The number of people living in rural regions who succumb to cancer is 1.36 times greater than that in cities, a report by a public health agency said Sunday.
The report showed the so-called age standardized death rate for people dying of cancer and other related diseases living in cities fell to 16.88 people per every 100,000 checked in 2011 from 17.97 in 2008. The corresponding figure rose to 23.00 in 2011 from 22.67 in 2008 for rural dwellers over the cited period.
The age standardized mortality rates devised by the World Health Organization is used to compare the mortality rates without data being affected by age distribution differences between groups being checked.
The report is based on a survey on 227 administrative regions in the country, taken by the state-run Korea Institute for Health and Social Affairs (KIHASA).
Besides cancer, people living in rural areas were twice as likely to die from infectious diseases as their counterparts living in large cities.
The latest report said people living in rural areas were also more likely than those living in cities to die from metabolic syndrome, cardiovascular diseases and gastrointestinal disorders.
On the other hand, rural dwellers spent less money compared to their urban counterparts on the national medical insurance program.
"The data showed that people who were more exposed to various diseases actually spent less than those that were less at risk," KIHASA said.
It said that after South Korea adopted a national medical insurance program, strides have been made to provide move coverage to everyone, but there is still inequality since rural areas get less good quality medical attention compared to that in big cities.

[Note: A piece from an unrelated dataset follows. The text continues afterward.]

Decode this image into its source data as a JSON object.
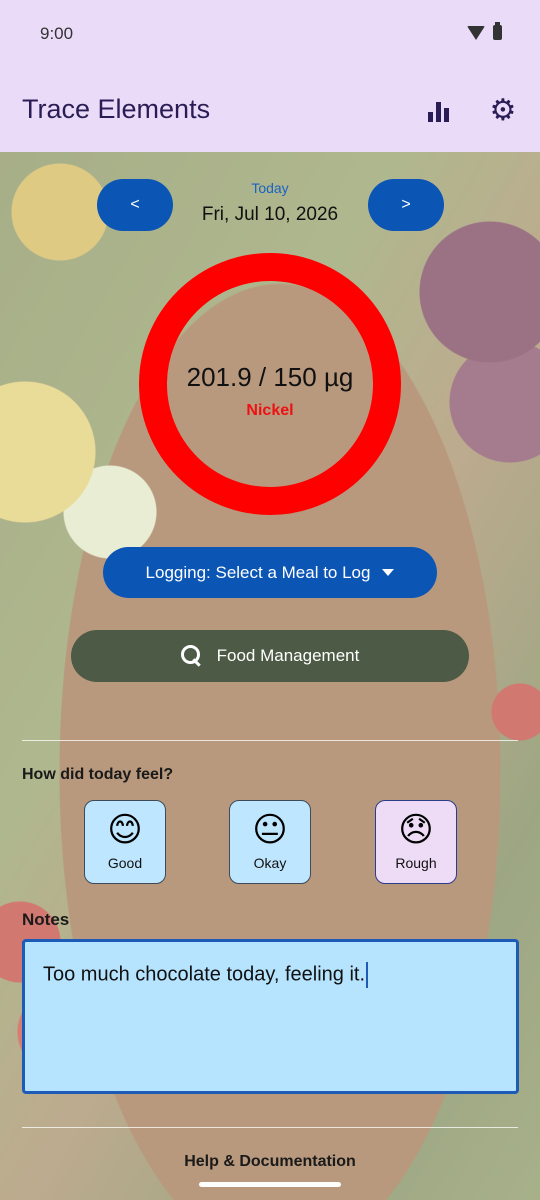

"There should be more medical facilities being set up in rural areas so people living in counties and towns can get the attention they deserve to stay healthy longer," the institute said. (Yonhap)